▶ Your instructions
Set down every record below exactly as it stands, with the pictures omitted.
--- Material shown ---
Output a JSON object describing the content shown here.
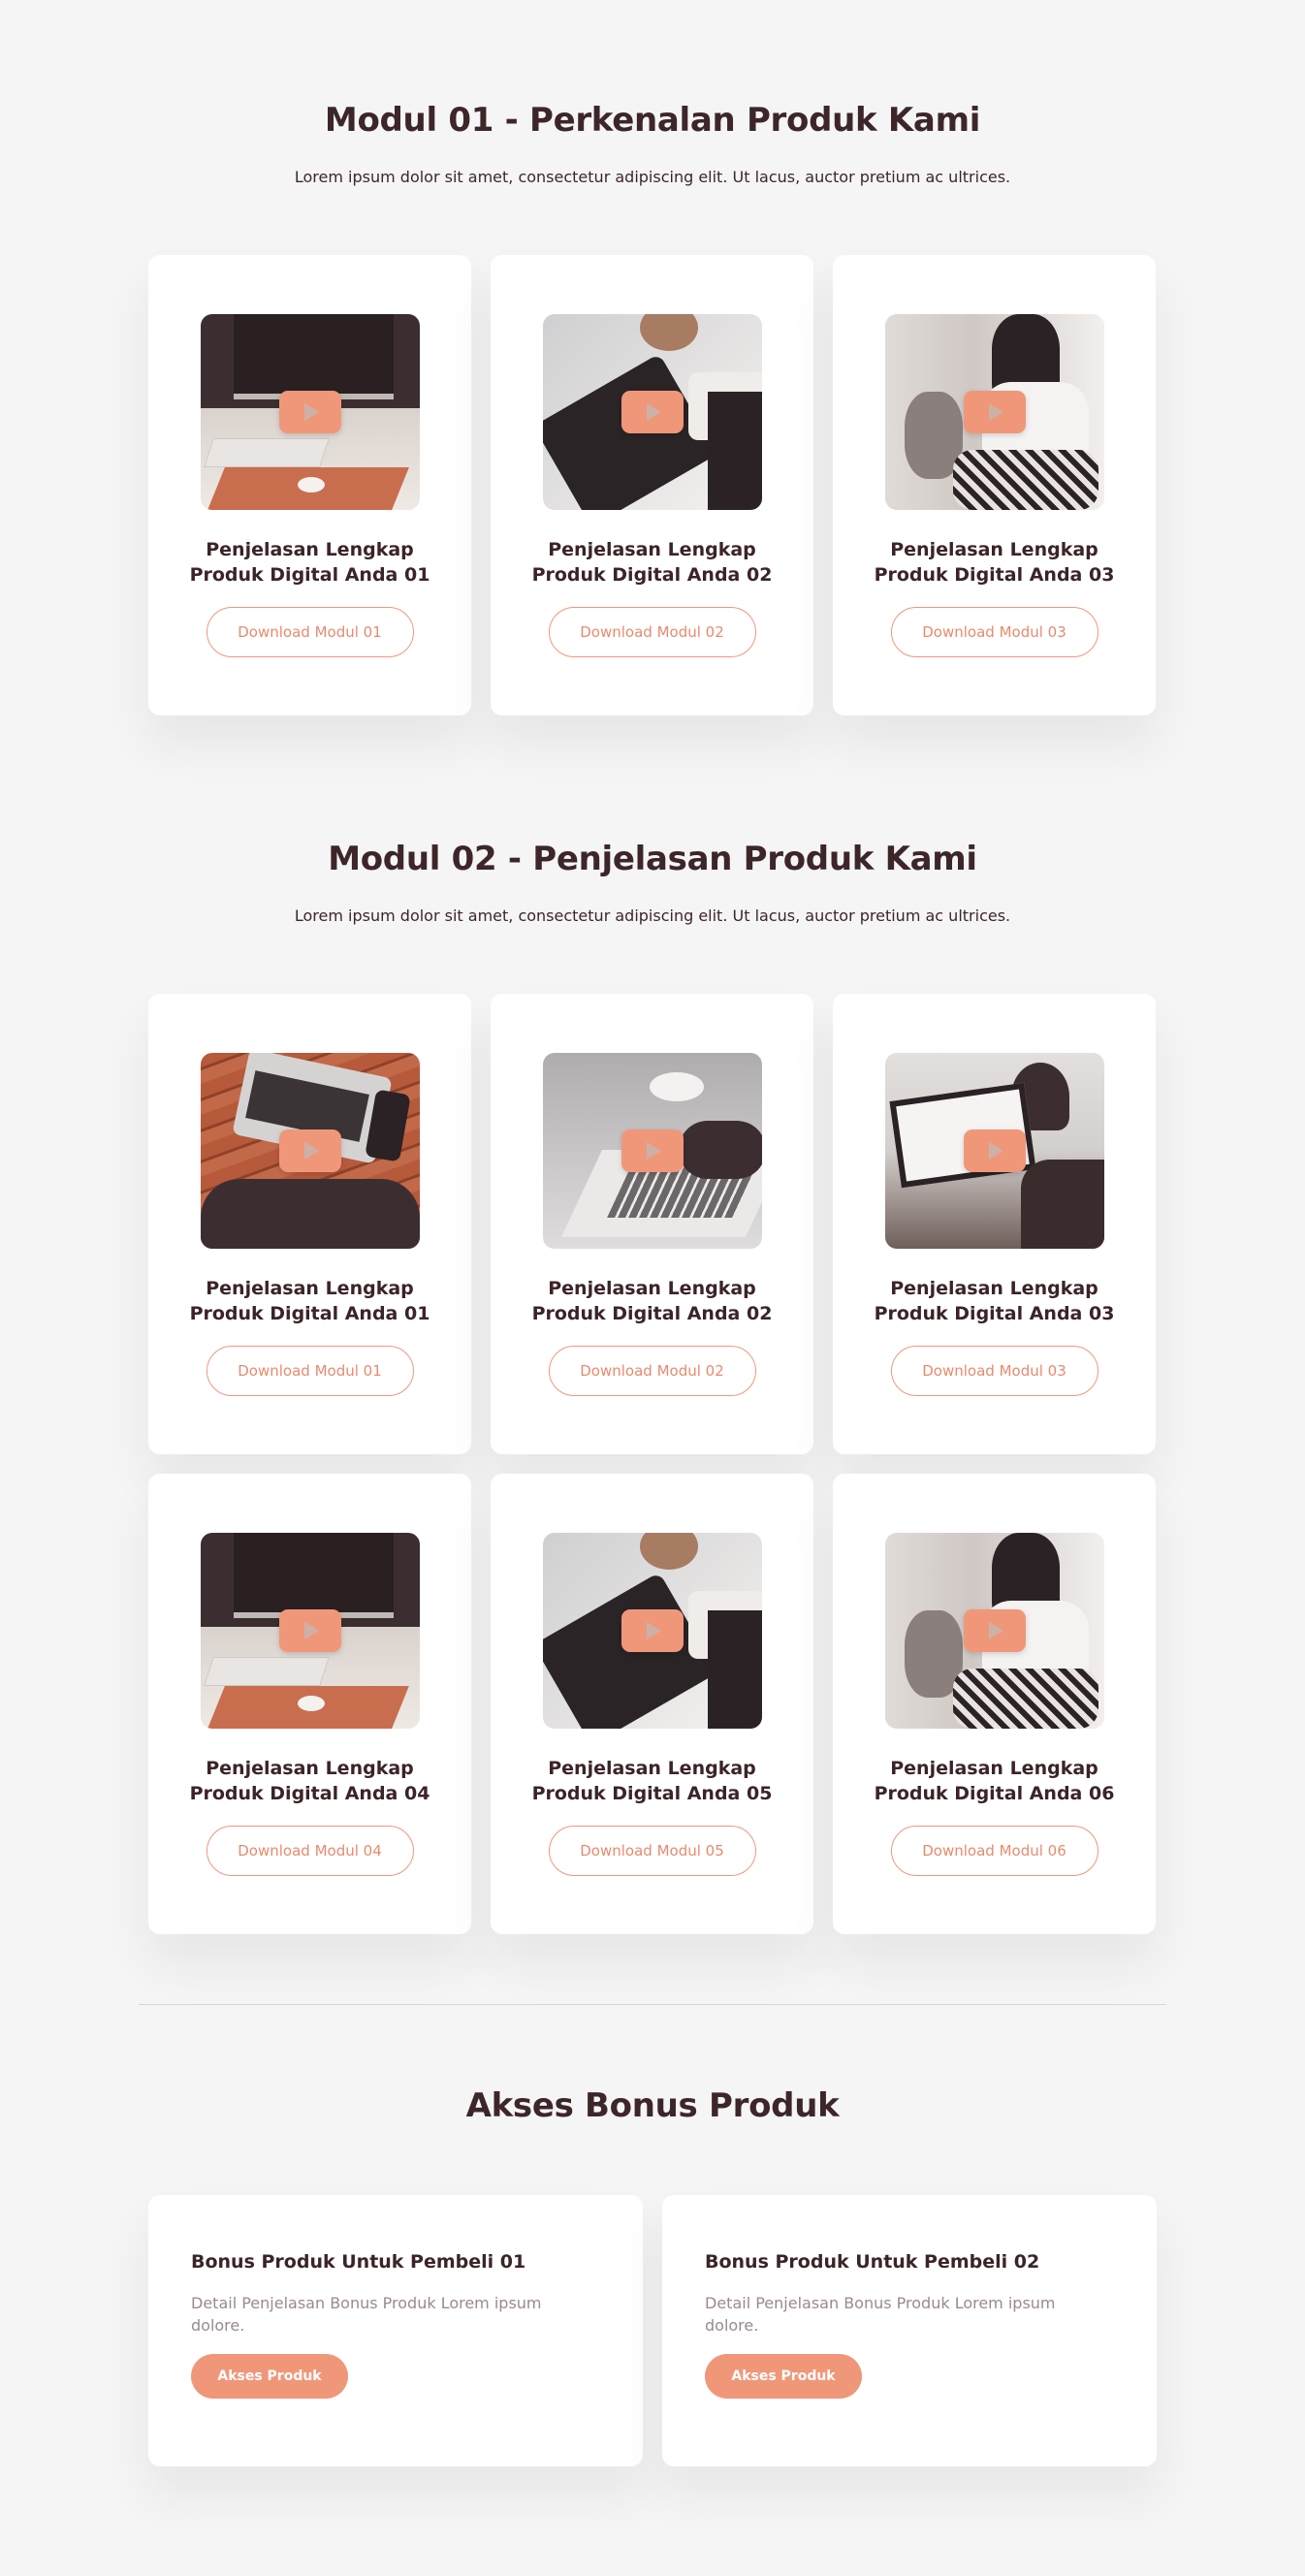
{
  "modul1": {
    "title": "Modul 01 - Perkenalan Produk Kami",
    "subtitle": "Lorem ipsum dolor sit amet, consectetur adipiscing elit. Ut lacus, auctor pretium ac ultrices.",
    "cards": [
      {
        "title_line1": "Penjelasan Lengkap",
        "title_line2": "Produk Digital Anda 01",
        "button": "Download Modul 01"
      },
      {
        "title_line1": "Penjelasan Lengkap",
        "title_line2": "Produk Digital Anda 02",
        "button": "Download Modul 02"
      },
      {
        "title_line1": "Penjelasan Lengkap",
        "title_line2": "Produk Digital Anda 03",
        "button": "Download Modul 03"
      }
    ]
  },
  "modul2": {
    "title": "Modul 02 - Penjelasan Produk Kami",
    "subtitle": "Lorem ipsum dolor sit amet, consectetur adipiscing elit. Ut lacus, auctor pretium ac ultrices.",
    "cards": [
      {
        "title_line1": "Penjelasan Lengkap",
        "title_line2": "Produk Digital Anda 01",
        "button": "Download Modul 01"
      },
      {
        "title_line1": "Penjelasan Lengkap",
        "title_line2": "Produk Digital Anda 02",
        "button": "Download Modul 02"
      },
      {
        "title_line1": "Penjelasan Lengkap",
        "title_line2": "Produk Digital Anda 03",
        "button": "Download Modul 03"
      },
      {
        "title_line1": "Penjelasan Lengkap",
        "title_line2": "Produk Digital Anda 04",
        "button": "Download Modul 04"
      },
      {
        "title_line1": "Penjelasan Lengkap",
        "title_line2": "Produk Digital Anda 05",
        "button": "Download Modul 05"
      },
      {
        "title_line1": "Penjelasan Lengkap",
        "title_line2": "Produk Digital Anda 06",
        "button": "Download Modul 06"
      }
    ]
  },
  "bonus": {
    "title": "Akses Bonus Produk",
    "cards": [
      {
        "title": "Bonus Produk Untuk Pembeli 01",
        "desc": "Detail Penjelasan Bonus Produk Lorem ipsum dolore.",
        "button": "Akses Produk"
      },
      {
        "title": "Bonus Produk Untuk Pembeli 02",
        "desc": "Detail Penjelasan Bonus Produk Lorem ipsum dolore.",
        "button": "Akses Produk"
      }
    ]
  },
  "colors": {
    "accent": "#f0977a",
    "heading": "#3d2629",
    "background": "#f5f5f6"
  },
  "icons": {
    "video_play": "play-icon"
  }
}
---
▶ Answer below
Output a JSON object describing the content shown here.
{
  "modul1": {
    "title": "Modul 01 - Perkenalan Produk Kami",
    "subtitle": "Lorem ipsum dolor sit amet, consectetur adipiscing elit. Ut lacus, auctor pretium ac ultrices.",
    "cards": [
      {
        "title_line1": "Penjelasan Lengkap",
        "title_line2": "Produk Digital Anda 01",
        "button": "Download Modul 01"
      },
      {
        "title_line1": "Penjelasan Lengkap",
        "title_line2": "Produk Digital Anda 02",
        "button": "Download Modul 02"
      },
      {
        "title_line1": "Penjelasan Lengkap",
        "title_line2": "Produk Digital Anda 03",
        "button": "Download Modul 03"
      }
    ]
  },
  "modul2": {
    "title": "Modul 02 - Penjelasan Produk Kami",
    "subtitle": "Lorem ipsum dolor sit amet, consectetur adipiscing elit. Ut lacus, auctor pretium ac ultrices.",
    "cards": [
      {
        "title_line1": "Penjelasan Lengkap",
        "title_line2": "Produk Digital Anda 01",
        "button": "Download Modul 01"
      },
      {
        "title_line1": "Penjelasan Lengkap",
        "title_line2": "Produk Digital Anda 02",
        "button": "Download Modul 02"
      },
      {
        "title_line1": "Penjelasan Lengkap",
        "title_line2": "Produk Digital Anda 03",
        "button": "Download Modul 03"
      },
      {
        "title_line1": "Penjelasan Lengkap",
        "title_line2": "Produk Digital Anda 04",
        "button": "Download Modul 04"
      },
      {
        "title_line1": "Penjelasan Lengkap",
        "title_line2": "Produk Digital Anda 05",
        "button": "Download Modul 05"
      },
      {
        "title_line1": "Penjelasan Lengkap",
        "title_line2": "Produk Digital Anda 06",
        "button": "Download Modul 06"
      }
    ]
  },
  "bonus": {
    "title": "Akses Bonus Produk",
    "cards": [
      {
        "title": "Bonus Produk Untuk Pembeli 01",
        "desc": "Detail Penjelasan Bonus Produk Lorem ipsum dolore.",
        "button": "Akses Produk"
      },
      {
        "title": "Bonus Produk Untuk Pembeli 02",
        "desc": "Detail Penjelasan Bonus Produk Lorem ipsum dolore.",
        "button": "Akses Produk"
      }
    ]
  },
  "colors": {
    "accent": "#f0977a",
    "heading": "#3d2629",
    "background": "#f5f5f6"
  },
  "icons": {
    "video_play": "play-icon"
  }
}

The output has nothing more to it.